Tuesday 17 July 2012

Wisdom & Stories from the DANNY DEVITO Masterclass at the THEATRE ROYAL HAYMARKET, LONDON

I had a three hour gap in my schedule today, and didn't know why. Then I got the invite to go see Danny Devito on Haymarket, where I already was. Sometimes you don't need to have everything decided, you need space for the universe to guide you.


He told the famous story about his audition for TAXI. He walked into the room, threw the script down and said, "Who wrote this shit?" There was a moment's silence, and then they all started laughing. He knew he'd get the role.

He says being comfortable going into an audition in 90% of the job. Mastering yourself, so that you can show them a piece of who YOU are. Even though you're a character, you're showing them YOU. When you can do that, then you stand a chance. 
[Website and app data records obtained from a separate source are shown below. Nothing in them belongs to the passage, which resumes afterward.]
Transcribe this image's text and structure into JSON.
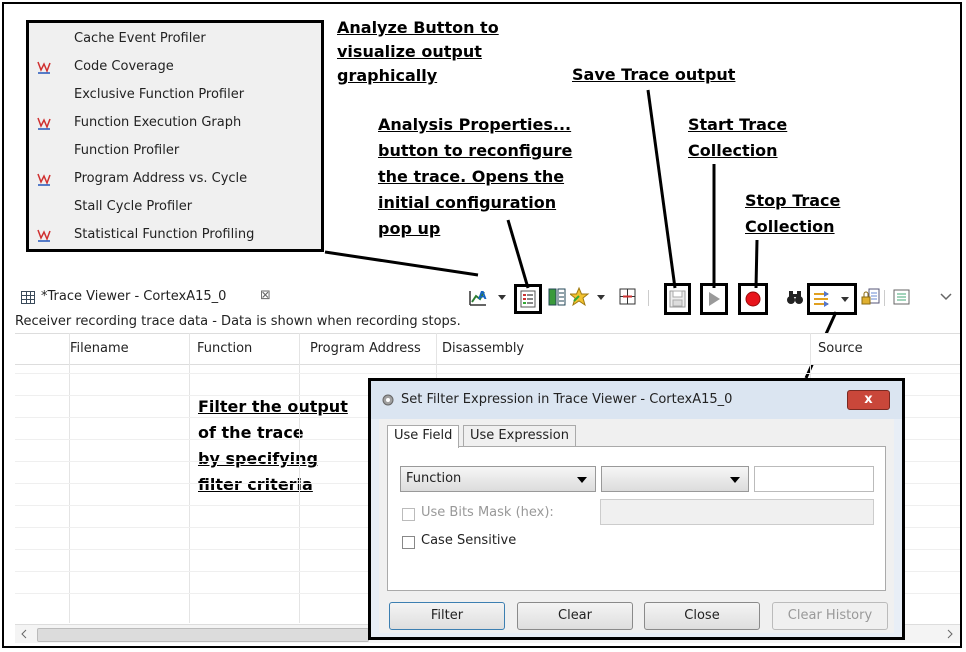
{
  "analyze_menu": {
    "items": [
      {
        "label": "Cache Event Profiler",
        "has_icon": false
      },
      {
        "label": "Code Coverage",
        "has_icon": true
      },
      {
        "label": "Exclusive Function Profiler",
        "has_icon": false
      },
      {
        "label": "Function Execution Graph",
        "has_icon": true
      },
      {
        "label": "Function Profiler",
        "has_icon": false
      },
      {
        "label": "Program Address vs. Cycle",
        "has_icon": true
      },
      {
        "label": "Stall Cycle Profiler",
        "has_icon": false
      },
      {
        "label": "Statistical Function Profiling",
        "has_icon": true
      }
    ]
  },
  "callouts": {
    "analyze": [
      "Analyze Button to",
      "visualize output",
      "graphically"
    ],
    "save": [
      "Save Trace output"
    ],
    "properties": [
      "Analysis Properties...",
      "button to reconfigure",
      "the trace. Opens the",
      "initial configuration",
      "pop up"
    ],
    "start": [
      "Start Trace",
      "Collection"
    ],
    "stop": [
      "Stop Trace",
      "Collection"
    ],
    "filter": [
      "Filter the output",
      "of the trace",
      "by specifying",
      "filter criteria"
    ]
  },
  "view": {
    "tab_label": "*Trace Viewer - CortexA15_0",
    "tab_close": "⊠",
    "status": "Receiver recording trace data - Data is shown when recording stops.",
    "columns": [
      "Filename",
      "Function",
      "Program Address",
      "Disassembly",
      "Source"
    ]
  },
  "dialog": {
    "title": "Set Filter Expression in Trace Viewer - CortexA15_0",
    "close": "x",
    "tabs": [
      "Use Field",
      "Use Expression"
    ],
    "field_select": "Function",
    "operator_select": "",
    "value_input": "",
    "use_bits_mask_label": "Use Bits Mask (hex):",
    "bits_mask_value": "",
    "case_sensitive_label": "Case Sensitive",
    "buttons": {
      "filter": "Filter",
      "clear": "Clear",
      "close": "Close",
      "clear_history": "Clear History"
    }
  },
  "colors": {
    "record": "#e8141b",
    "accent_title": "#dbe5f1",
    "close_red": "#c9473a"
  }
}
He says you should go in with 'something'. Make a decision about your character.


He finishes his run on London's West End in 'THE SUNSHINE BOYS' this Saturday. Sunday he flies home. Monday he begins shooting the new season of 'IT'S ALWAYS SUNNY IN PHILADELPHIA'

People don't realise how hard the big actors work. Not just to make it in the industry, but to sustain it.


He says it depends who you're working with. If it's a Neil Simon stage play or a David Mamet screenplay, every comma is essential. Your job is to service to vision.

On 'IT'S ALWAYS SUNNY IN PHILADELPHIA', improvisation is king. They shoot on three cameras, so if they nail it, they have all the coverage.


I was down in the front row (of course), so got the first audience question. I said, "When you worked with Woody Allen---" and then DeVito snapped to life. Everyone has a Woody Allen story and this is his:

He got 9 pages sent in the post, with a note from Woody. It said "if you like it, keep it and we'll do it. If not, send it back and we'll work together in the future."

He kept it, but didn't talk to anyone else from the production again.

Months later, I think it was again through the post, he had to decide on costume, on a few pairs of shoes and a suit, which he did. 

Then suddenly he got the call. "We're doing the scenes on Tuesday". 

Then he was on set, in the trailer. Woody came and said hello, briefly, then went away.

And Woody only gave Danny one direction during the whole shoot, "bigger." He wanted it bigger, more over the top.

The scene where De Vito has a heart attack, they had to shoot it nine times, just so Woody could nail one of his lines.


A couple of actors mentioned that they're training in the same place he went to back in the 60's. He compared it to kindergarten. He said, "Rely on yourself to filter out the bullshit," because so much of it is bullshit. It's about finding what resonates with you.


A young actress asked the typical question, "how do I get cast? How do I make it in comedy?"

DeVito said to focus on the now. Don't get caught up in thoughts of too far ahead. Focus on THIS audition, THIS short film. He says experience is paramount. 

That's the thing with young actors -- they want to know how to make it, they want to know the shortcuts. DeVito reminded people to just do the work. It was simple yet profound.


He told us about the first time he showed "HOFFA" to Jack Nicholson. It was in the screening room at 20th Century Fox, and it was a film print, so you couldn't pause it. It got towards the big ending and Nicholson turned to DeVito and said "Danny, I really need to pee."

DeVito said "No, you can't miss the ending." 

"But I really have to pee," said Nicholson.

DeVito took him to the back on the screening room and opened the double doors.

He went and fetched a garbage can.

DeVito held the can for Nicholson to pee into while watching the end of the movie. And that's a true story.


The last question was, "do you have shit days?"

"I'm having one right now," he quipped.

He says that life is made up of good and bad, and that you can avoid neither. He compared it to flowing downstream. Sometimes you're flowing along nicely, sometimes you're hitting up against rocks.

Either way, you're still flowing down that river.

Regarding the bad stuff, he said, "embrace it, and then let it go".

Regarding the good stuff, he said: "embrace it, and then let it go."

Care to share?


  1. ahhh the wisdom that comes with age and experience. nothing beats it

  2. A wise man, indeed. Some very interesting stories and advice.